Saturday, December 13, 2008

At What True Cost

(a great letter from comment by kc)

Just wanted to post my draft letter that I will be sending, if people need some more ideas for content when they write to the Council.
I had warmed up to the idea of a stadium, but now that they've decided to try and move the A's stadium to a couple blocks from Weibel, I am back in solid opposition to the plan.

Of course, this is only one part of the city, but it sits at a major entry point for thousands of commuters.

The problem is that every day one can bear witness to the traffic that is extremely dangerous during commute hours. The back up at 680 / Durham that forces people to sit in the slow lane at a dead stop while freeway traffic whips around them at high speed is just a starting point. Many have taken to bypassing the whole area and taking Grimmer into the Irvington area because they can sit through three or four lights waiting to get through the intersection. This congestion is so well documented that there is an easy lawsuit for the next victim's family, should the city go ahead with increasing traffic to the area.

What about game days? The Council should look at the layout of the streets near that intersection. It is obvious that people will be weaving in and out of neighborhoods in order to get more quickly to the stadium. Isn't that going to require a lot more police presence to keep homes --and people-- safe. We already went to a barebones staff that can't answer home alarms. Who will be paying for that additional security?

Another issue that makes little sense is that the Council will not realistically anticipate the project's impact on the school system. The Board of Education is not even allowed to get involved, yet clearly enrollment would be impacted if the city agrees to build a stadium/housing complex. A new school built from scratch would not add income to our city coffers, rather, it would pull from it. The assumption is that the young upscale demographic attracted to the complex will spend their money and be taxed. But once they have Kindergarden age children, they'll probably prefer to quit the fun single life offered by the "Santana Row" housing and raise their children near grass and in the Mission District. Not enough children means busing out to the few schools that can take overloads. Are we going to tell these young, upscale couples that Grimmer, which is struggling to meet its API goals, is their only option? Certainly Wiebel and the Warms Springs school, which won't require crossing a major freeway to attend, haven't a seat to spare. Oh, and remember, the FUSD budget is hosed and can't even offer buses.

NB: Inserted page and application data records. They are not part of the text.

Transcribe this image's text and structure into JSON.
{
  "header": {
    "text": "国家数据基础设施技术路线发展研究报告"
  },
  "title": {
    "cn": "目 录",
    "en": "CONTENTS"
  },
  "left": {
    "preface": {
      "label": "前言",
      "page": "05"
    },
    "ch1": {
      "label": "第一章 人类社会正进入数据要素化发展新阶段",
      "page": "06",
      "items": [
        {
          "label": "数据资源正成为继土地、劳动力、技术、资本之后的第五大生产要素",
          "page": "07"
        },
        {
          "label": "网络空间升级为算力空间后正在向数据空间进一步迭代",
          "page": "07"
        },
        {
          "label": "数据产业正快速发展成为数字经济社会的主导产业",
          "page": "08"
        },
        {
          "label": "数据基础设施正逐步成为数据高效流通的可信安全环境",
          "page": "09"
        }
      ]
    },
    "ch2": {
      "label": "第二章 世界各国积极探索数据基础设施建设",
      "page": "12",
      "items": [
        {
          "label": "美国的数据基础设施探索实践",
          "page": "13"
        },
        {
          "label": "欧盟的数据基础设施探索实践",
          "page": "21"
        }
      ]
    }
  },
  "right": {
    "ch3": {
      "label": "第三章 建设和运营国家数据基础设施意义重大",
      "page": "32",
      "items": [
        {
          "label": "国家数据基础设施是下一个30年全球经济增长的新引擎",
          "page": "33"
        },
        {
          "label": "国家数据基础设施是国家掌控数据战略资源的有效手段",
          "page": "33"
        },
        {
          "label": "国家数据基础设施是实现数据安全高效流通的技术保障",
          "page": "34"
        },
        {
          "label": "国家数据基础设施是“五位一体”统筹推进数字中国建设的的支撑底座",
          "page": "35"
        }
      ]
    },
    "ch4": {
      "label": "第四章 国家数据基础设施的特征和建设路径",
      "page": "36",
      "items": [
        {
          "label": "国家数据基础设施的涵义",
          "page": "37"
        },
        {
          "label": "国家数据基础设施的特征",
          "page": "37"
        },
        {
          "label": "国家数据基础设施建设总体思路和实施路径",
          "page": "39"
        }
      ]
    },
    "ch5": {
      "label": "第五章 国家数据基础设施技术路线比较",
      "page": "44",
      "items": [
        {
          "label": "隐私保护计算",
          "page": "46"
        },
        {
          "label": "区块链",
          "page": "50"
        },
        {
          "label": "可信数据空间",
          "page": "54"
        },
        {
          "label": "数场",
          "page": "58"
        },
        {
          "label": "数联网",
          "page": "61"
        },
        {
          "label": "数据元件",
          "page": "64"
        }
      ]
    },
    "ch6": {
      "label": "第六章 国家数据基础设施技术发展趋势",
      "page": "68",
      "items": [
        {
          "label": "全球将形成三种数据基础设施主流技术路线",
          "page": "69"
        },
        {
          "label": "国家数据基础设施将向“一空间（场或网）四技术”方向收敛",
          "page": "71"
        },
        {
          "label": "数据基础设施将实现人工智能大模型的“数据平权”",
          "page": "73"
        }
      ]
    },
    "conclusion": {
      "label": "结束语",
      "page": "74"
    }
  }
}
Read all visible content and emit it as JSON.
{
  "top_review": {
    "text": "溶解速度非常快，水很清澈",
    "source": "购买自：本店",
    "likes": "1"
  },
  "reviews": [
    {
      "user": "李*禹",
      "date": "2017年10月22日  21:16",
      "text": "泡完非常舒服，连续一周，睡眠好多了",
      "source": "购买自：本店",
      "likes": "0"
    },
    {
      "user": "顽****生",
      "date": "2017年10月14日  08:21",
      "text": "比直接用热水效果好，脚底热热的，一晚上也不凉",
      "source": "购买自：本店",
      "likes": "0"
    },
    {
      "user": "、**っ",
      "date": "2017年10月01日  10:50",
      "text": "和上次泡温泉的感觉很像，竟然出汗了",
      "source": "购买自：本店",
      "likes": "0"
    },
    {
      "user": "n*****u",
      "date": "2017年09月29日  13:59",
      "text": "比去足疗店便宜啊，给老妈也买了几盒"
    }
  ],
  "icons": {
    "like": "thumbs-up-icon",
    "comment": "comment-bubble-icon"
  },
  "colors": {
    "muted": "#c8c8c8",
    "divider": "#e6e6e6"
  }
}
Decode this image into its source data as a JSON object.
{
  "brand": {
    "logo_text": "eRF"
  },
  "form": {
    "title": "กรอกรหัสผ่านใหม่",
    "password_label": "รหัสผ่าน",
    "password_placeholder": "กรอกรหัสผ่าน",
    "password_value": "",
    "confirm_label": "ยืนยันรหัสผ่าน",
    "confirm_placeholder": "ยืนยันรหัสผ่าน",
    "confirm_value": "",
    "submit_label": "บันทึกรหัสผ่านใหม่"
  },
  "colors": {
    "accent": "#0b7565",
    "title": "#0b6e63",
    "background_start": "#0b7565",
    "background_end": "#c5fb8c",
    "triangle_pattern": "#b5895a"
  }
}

Finally, there is already a clear path towards "the wrong side of town" mentality. The Warm Springs / Weibel housing is still affordable and yet not at the mindboggling cost of the Mission district. How much will the already tumbling prices of homes in the area be devalued when you fold in the increased grafitti, post game alchohol binges and other given inconveniences of mass gatherings?

Sure, the A's stadium will bring money, but in the long run, at what true cost?


  1. Remember when our City Council wanted to propose Utility Users Taxes because the city was running out of money ? Remember when the city discovered more than expected Tax revenue right after the Utility Tax failed ?

    If our city cannot forecast taxes accurately - why should I trust them to forecast the projected costs and possible revenues associated with MLB ballpark ????

    My city managers are supposed to know about taxes - I think they know very little about MLB ballparks. Wolfe will take Fremont taxpayers to the cleaners.

    Property tax revenue for City of Fremont will decrease drastically. The amount would be in the range of 400-thousand $ per year revenue lost for City and 1.2-million $ per year revenue lost for school or even more.
    Warm Springs/Mission areas are high-end residential area, so with stadium around, property value likely to drop 100K to 400K per house. Conservatively, say each house price drop only 200K and only 1,000 houses are affected. That’s 200 million dollars of property tax lost. If we base on 1% tax rate and 20% distribution to City, 60% distribution to School; this would means 200 million x 1% x 20% =400 K budget lost per year for City and 200 million x 1% x 60% =1.2 Million budget lost per year for School.
    (Please see Redwood City/San Mateo County’s distribution for reference: )